There are a growing number of definitions of the word “highway”. In the distant past it would have meant a public path or road. In modern times we think of a multi-lane pavement filled with fast-moving cars (or sometimes not as fast as we might wish:)) and congestion. We also have a more theoretical, more modern highway – the Information Highway – which is the communication network of the technological world that uses a variety of devices to quickly relay great quantities of information. Our Bible readings today add another, more important, layer to our “highway” definitions.
In Luke 3, John the Baptist is defined in his preaching as one who is readying a highway “of the Lord”. v.4 I was intrigued by this concept so I took it to the next level of Bible interrogation. Just what is this passage quoted from Isaiah 40 telling us? And what exactly does it have to do with either John’s mission, or the rest of this chapter? With Bible sleuth hat in place, I began some digging and some thinking.
I found the Greek word for “way” means simply; a road or, by implication, a journey. In Isaiah 40 the Hebrew word means; a highway, a raised way, or a public road. I found this same word used in Proverbs:
The highway of the upright is to depart from evil;
He who watches his way preserves his life.
This passage gives a good clue for deciphering the message John was driving at. Obviously, we want to be the upright people described in Proverbs. So we can look at the Isaiah passage as telling us about a variety of life-journeys chosen by people. The discussion then, is of four types of people that need to be changed into a suitable straight path for the Lord to traverse. v.4 We have; ravines, mountains, crooked, and rough parts of the highway. They all need to be smoothed out for the road to be usable for transit. Valleys are lifted, mountains are razed, curves become straight, and rough roads smoothed.
As I researched each of these words I saw a beautiful picture portrait being painted of kinds of people, and how they must have heart-changes to be acceptable to Jesus. Ravines are valleys that are shut off by steep cliffs and precipices. Mountains and hills tower above the other terrain and the people below. The Bible words for crooked, or curved places also mean; perverse or wicked, deceitful and sly. The rough places are full of rugged rocky terrain – tough, impassable parts of the path.
What are the people corresponding to these varied topographies?
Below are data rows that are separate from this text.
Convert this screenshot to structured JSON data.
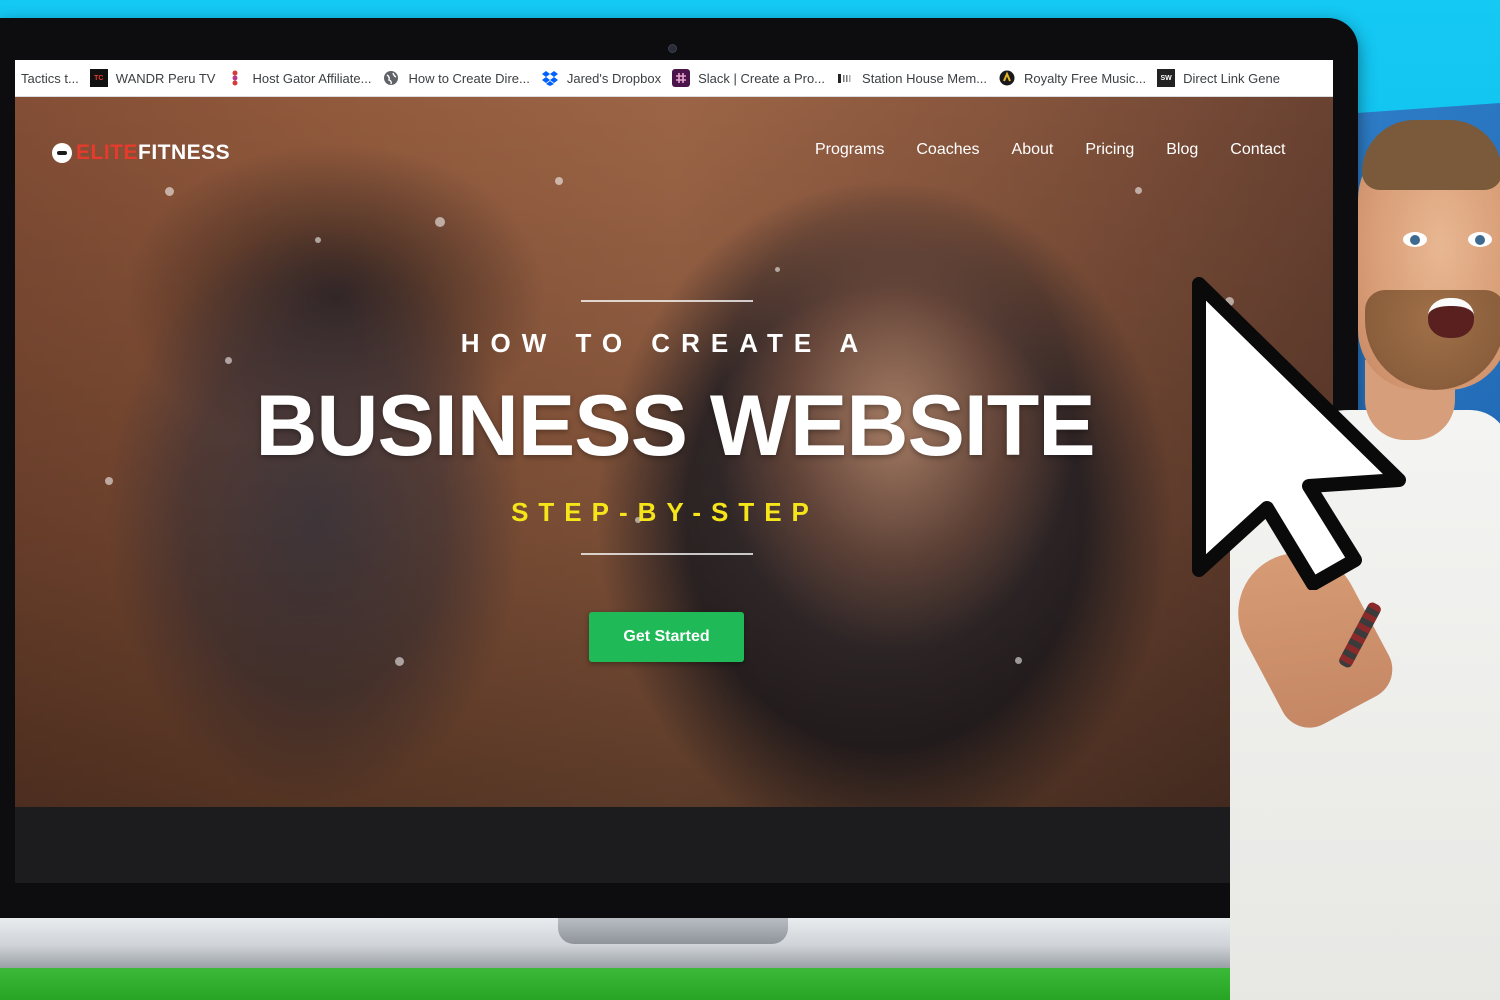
{
  "bookmarks": [
    {
      "label": "Tactics t...",
      "icon": "page-icon",
      "color": "#ffffff"
    },
    {
      "label": "WANDR Peru TV",
      "icon": "wandr-icon",
      "color": "#111111"
    },
    {
      "label": "Host Gator Affiliate...",
      "icon": "hostgator-icon",
      "color": "#d63b3b"
    },
    {
      "label": "How to Create Dire...",
      "icon": "globe-icon",
      "color": "#5f6368"
    },
    {
      "label": "Jared's Dropbox",
      "icon": "dropbox-icon",
      "color": "#0061fe"
    },
    {
      "label": "Slack | Create a Pro...",
      "icon": "slack-icon",
      "color": "#4a154b"
    },
    {
      "label": "Station House Mem...",
      "icon": "station-house-icon",
      "color": "#222222"
    },
    {
      "label": "Royalty Free Music...",
      "icon": "music-icon",
      "color": "#1a1a1a"
    },
    {
      "label": "Direct Link Gene",
      "icon": "direct-link-icon",
      "color": "#222222"
    }
  ],
  "site": {
    "logo_elite": "ELITE",
    "logo_fitness": "FITNESS",
    "logo_elite_color": "#e53b2c",
    "nav": [
      "Programs",
      "Coaches",
      "About",
      "Pricing",
      "Blog",
      "Contact"
    ],
    "pre_heading": "HOW TO CREATE A",
    "heading": "BUSINESS WEBSITE",
    "sub_heading": "STEP-BY-STEP",
    "sub_heading_color": "#f5e51a",
    "cta_label": "Get Started",
    "cta_color": "#1fb957"
  },
  "scene": {
    "background_color": "#14c9f4",
    "panel_color": "#2f7ec8",
    "floor_color": "#3dbb3a"
  }
}
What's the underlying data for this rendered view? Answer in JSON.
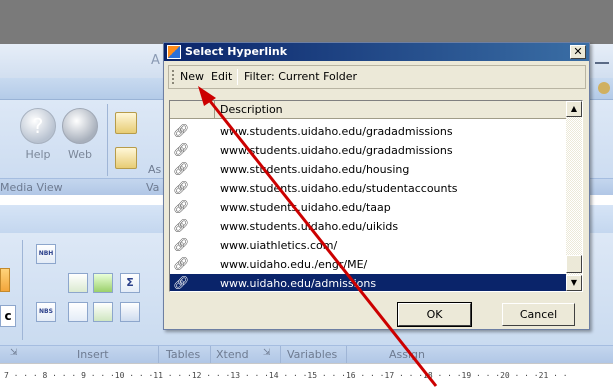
{
  "background_app": {
    "ribbon_letter": "A",
    "buttons": {
      "help": "Help",
      "web": "Web",
      "as_fragment": "As"
    },
    "group_labels": {
      "media_view": "Media View",
      "va_fragment": "Va",
      "insert": "Insert",
      "tables": "Tables",
      "xtend": "Xtend",
      "variables": "Variables",
      "assign": "Assign"
    },
    "tool_labels": {
      "nbh": "NBH",
      "nbs": "NBS",
      "sigma": "Σ",
      "c": "c"
    },
    "ruler_text": "7 · · · 8 · · · 9 · · ·10 · · ·11 · · ·12 · · ·13 · · ·14 · · ·15 · · ·16 · · ·17 · · ·18 · · ·19 · · ·20 · · ·21 · ·"
  },
  "dialog": {
    "title": "Select Hyperlink",
    "close_glyph": "✕",
    "toolbar": {
      "new": "New",
      "edit": "Edit",
      "filter": "Filter:  Current Folder"
    },
    "column_header": "Description",
    "rows": [
      "www.students.uidaho.edu/gradadmissions",
      "www.students.uidaho.edu/gradadmissions",
      "www.students.uidaho.edu/housing",
      "www.students.uidaho.edu/studentaccounts",
      "www.students.uidaho.edu/taap",
      "www.students.uidaho.edu/uikids",
      "www.uiathletics.com/",
      "www.uidaho.edu./engr/ME/",
      "www.uidaho.edu/admissions"
    ],
    "selected_row": "www.uidaho.edu/admissions",
    "ok_label": "OK",
    "cancel_label": "Cancel"
  },
  "colors": {
    "title_bar": "#0a246a",
    "selection": "#0a246a",
    "arrow": "#cc0000"
  }
}
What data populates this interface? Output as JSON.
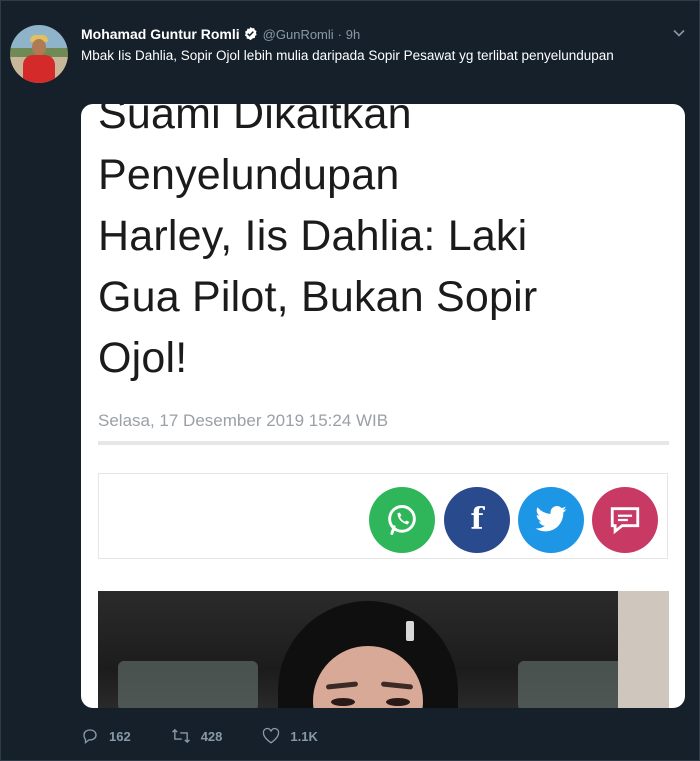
{
  "tweet": {
    "author_name": "Mohamad Guntur Romli",
    "handle": "@GunRomli",
    "separator": "·",
    "time": "9h",
    "text": "Mbak Iis Dahlia, Sopir Ojol lebih mulia daripada Sopir Pesawat yg terlibat penyelundupan"
  },
  "card": {
    "headline_partial": "Suami Dikaitkan",
    "headline_line2": "Penyelundupan",
    "headline_line3": "Harley, Iis Dahlia: Laki",
    "headline_line4": "Gua Pilot, Bukan Sopir",
    "headline_line5": "Ojol!",
    "date": "Selasa, 17 Desember 2019 15:24 WIB",
    "share_icons": [
      "whatsapp-icon",
      "facebook-icon",
      "twitter-icon",
      "comment-icon"
    ],
    "share_colors": {
      "whatsapp": "#2fb65a",
      "facebook": "#2a4a8e",
      "twitter": "#1d96e5",
      "comment": "#c83a64"
    }
  },
  "actions": {
    "replies": "162",
    "retweets": "428",
    "likes": "1.1K"
  },
  "colors": {
    "background": "#15202b",
    "muted": "#8899a6",
    "verified": "#ffffff"
  }
}
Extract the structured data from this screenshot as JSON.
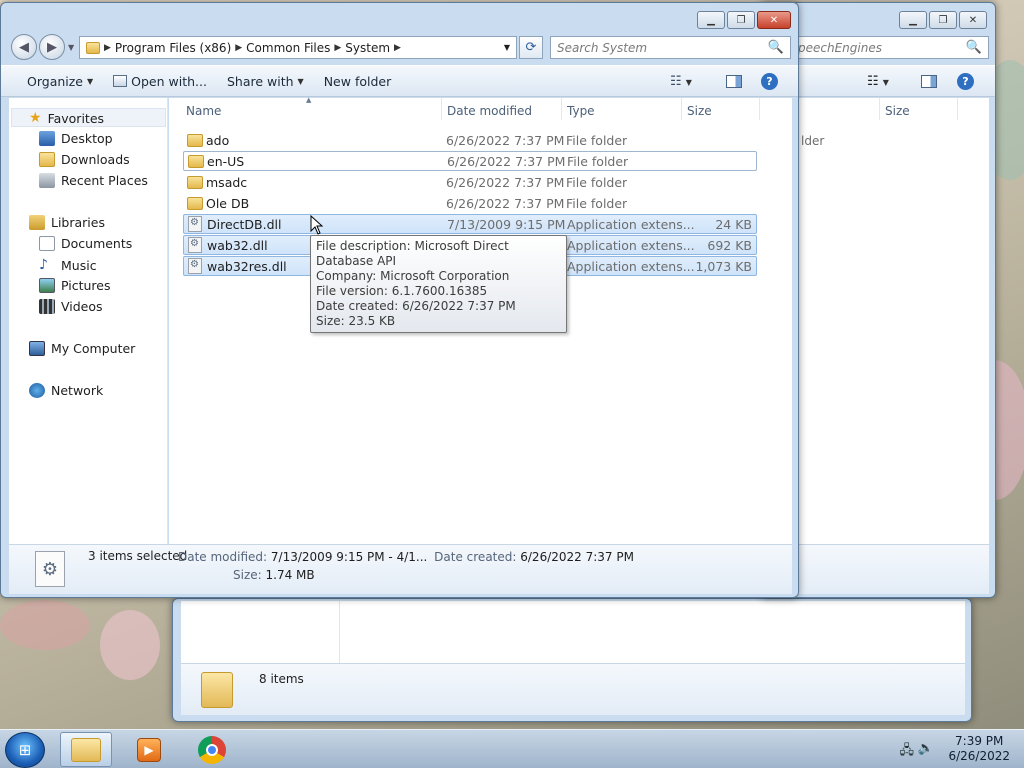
{
  "front": {
    "breadcrumb": [
      "Program Files (x86)",
      "Common Files",
      "System"
    ],
    "search_placeholder": "Search System",
    "toolbar": {
      "organize": "Organize",
      "open_with": "Open with...",
      "share_with": "Share with",
      "new_folder": "New folder"
    },
    "nav": {
      "favorites": "Favorites",
      "desktop": "Desktop",
      "downloads": "Downloads",
      "recent_places": "Recent Places",
      "libraries": "Libraries",
      "documents": "Documents",
      "music": "Music",
      "pictures": "Pictures",
      "videos": "Videos",
      "my_computer": "My Computer",
      "network": "Network"
    },
    "columns": {
      "name": "Name",
      "date": "Date modified",
      "type": "Type",
      "size": "Size"
    },
    "files": [
      {
        "name": "ado",
        "date": "6/26/2022 7:37 PM",
        "type": "File folder",
        "size": ""
      },
      {
        "name": "en-US",
        "date": "6/26/2022 7:37 PM",
        "type": "File folder",
        "size": ""
      },
      {
        "name": "msadc",
        "date": "6/26/2022 7:37 PM",
        "type": "File folder",
        "size": ""
      },
      {
        "name": "Ole DB",
        "date": "6/26/2022 7:37 PM",
        "type": "File folder",
        "size": ""
      },
      {
        "name": "DirectDB.dll",
        "date": "7/13/2009 9:15 PM",
        "type": "Application extens...",
        "size": "24 KB"
      },
      {
        "name": "wab32.dll",
        "date": "",
        "type": "Application extens...",
        "size": "692 KB"
      },
      {
        "name": "wab32res.dll",
        "date": "",
        "type": "Application extens...",
        "size": "1,073 KB"
      }
    ],
    "tooltip": {
      "line1": "File description: Microsoft Direct Database API",
      "line2": "Company: Microsoft Corporation",
      "line3": "File version: 6.1.7600.16385",
      "line4": "Date created: 6/26/2022 7:37 PM",
      "line5": "Size: 23.5 KB"
    },
    "details": {
      "selected": "3 items selected",
      "date_modified_label": "Date modified:",
      "date_modified_value": "7/13/2009 9:15 PM - 4/1...",
      "date_created_label": "Date created:",
      "date_created_value": "6/26/2022 7:37 PM",
      "size_label": "Size:",
      "size_value": "1.74 MB"
    }
  },
  "back": {
    "search_partial": "peechEngines",
    "size_column": "Size",
    "type_partial": "lder"
  },
  "third": {
    "items_count": "8 items"
  },
  "taskbar": {
    "time": "7:39 PM",
    "date": "6/26/2022"
  },
  "colors": {
    "selection": "#cfe3fa",
    "window_frame": "#c9dcf0",
    "taskbar": "#9fb4cb"
  }
}
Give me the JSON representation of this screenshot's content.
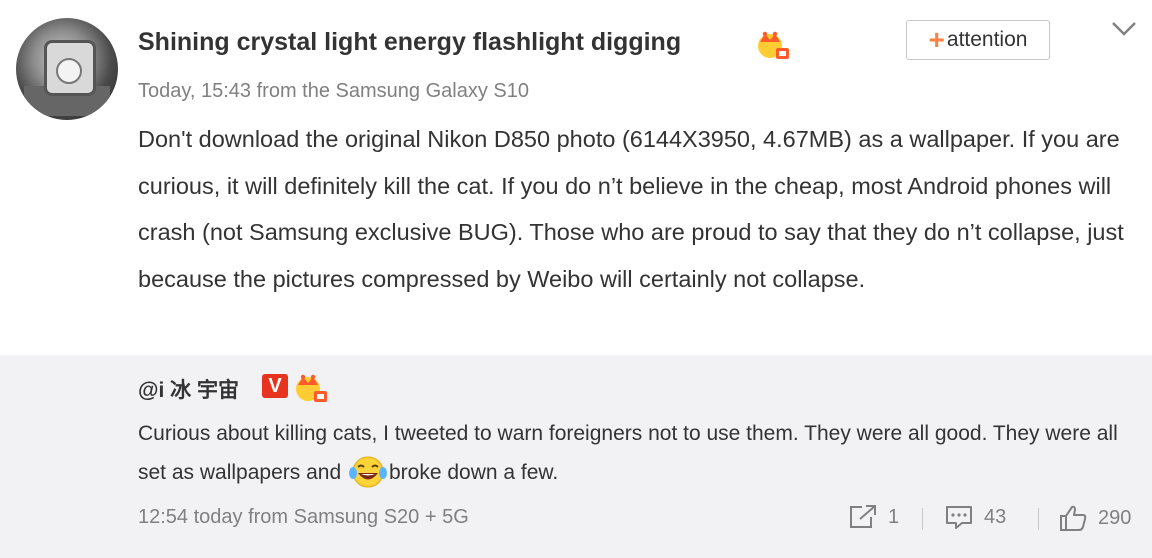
{
  "post": {
    "username": "Shining crystal light energy flashlight digging",
    "follow_button": "attention",
    "meta": "Today, 15:43 from the Samsung Galaxy S10",
    "text": "Don't download the original Nikon D850 photo (6144X3950, 4.67MB) as a wallpaper. If you are curious, it will definitely kill the cat. If you do n’t believe in the cheap, most Android phones will crash (not Samsung exclusive BUG). Those who are proud to say that they do n’t collapse, just because the pictures compressed by Weibo will certainly not collapse."
  },
  "repost": {
    "username": "@i 冰 宇宙",
    "verified_badge": "V",
    "text_before_emoji": "Curious about killing cats, I tweeted to warn foreigners not to use them. They were all good. They were all set as wallpapers and ",
    "emoji": "laughing-tears-emoji",
    "text_after_emoji": "broke down a few.",
    "meta": "12:54 today from Samsung S20 + 5G",
    "actions": {
      "repost_count": "1",
      "comment_count": "43",
      "like_count": "290"
    }
  },
  "icons": [
    "crown-badge-icon",
    "plus-icon",
    "chevron-down-icon",
    "repost-icon",
    "comment-icon",
    "like-icon"
  ],
  "colors": {
    "accent": "#ff8140",
    "verified": "#e8331f",
    "repost_bg": "#f2f2f5",
    "meta_text": "#808080"
  }
}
Well, that question is answered by the following verses in Luke 3. John tells the “ravines” or common people they need to “fill up” their holes. v.5 They are the multitude of “distressed and dispirited” people Jesus ministered to – the “sheep without a shepherd” – he describes in a compassionate way. (Mt. 9:36) They are valleys in need of lifting. John’s advice to them is to reach out to help others – and in so doing they will be helped. vv.10-11 The rest of the Gospels show Jesus ministering lovingly to these folks. The mountains are those in authority – especially the religious leaders. They need to be brought down from their lofty heights. He has strong words for their self-righteous ways. Repent and bear good fruit that is evidence of deep-seated change – or you are in for big trouble! vv.7-9 cp.(Mt. 3:7-10) The crooked people (tax collectors) are those who are living manipulative, worldly, deceitful lifestyles that take advantage of others. They need to be straightened. He advises them to stop misusing their power and to do what is right. vv.12-13 And finally, the rough folks (soldiers). They are in need of big change as well. They need to remove the boulders hindering their lives. No more violence or lying. Lose your selfish and covetous attitudes by becoming kind, honest, and contented.
These types of people each needed to make radical changes so they could be part of a smooth highway “making ready the way of the Lord.” v.4 John was preparing hearts for the message of his Lord. And these categories, I would suggest, still encompass types of people – to this day. Are we feeling low, helpless and distressed? Are we justified in our “rightness” – especially in an authority/religious context? Are we living sinful, deceitful lives without obeying God’s commands? Or do we run with a Godless, tough crowd – heedless of how our behavior affects others? We all would do well to examine which category our lives fall in to – right now. And then to consider our need to take the advice of this amazing man – John the Baptist – whose message heralded the need for committed change and forgiveness of sins. v.3 Because the Son of God was on his way. Soon.
Guess what? The Son of God is on his way a second time soon – 2,000 years later. Likely very soon. John’s is still a timely message of good advice. Let’s be a part of a sacred highway. Smooth and straight. So that Jesus can find an acceptable path to walk in our lives and hearts for eternity.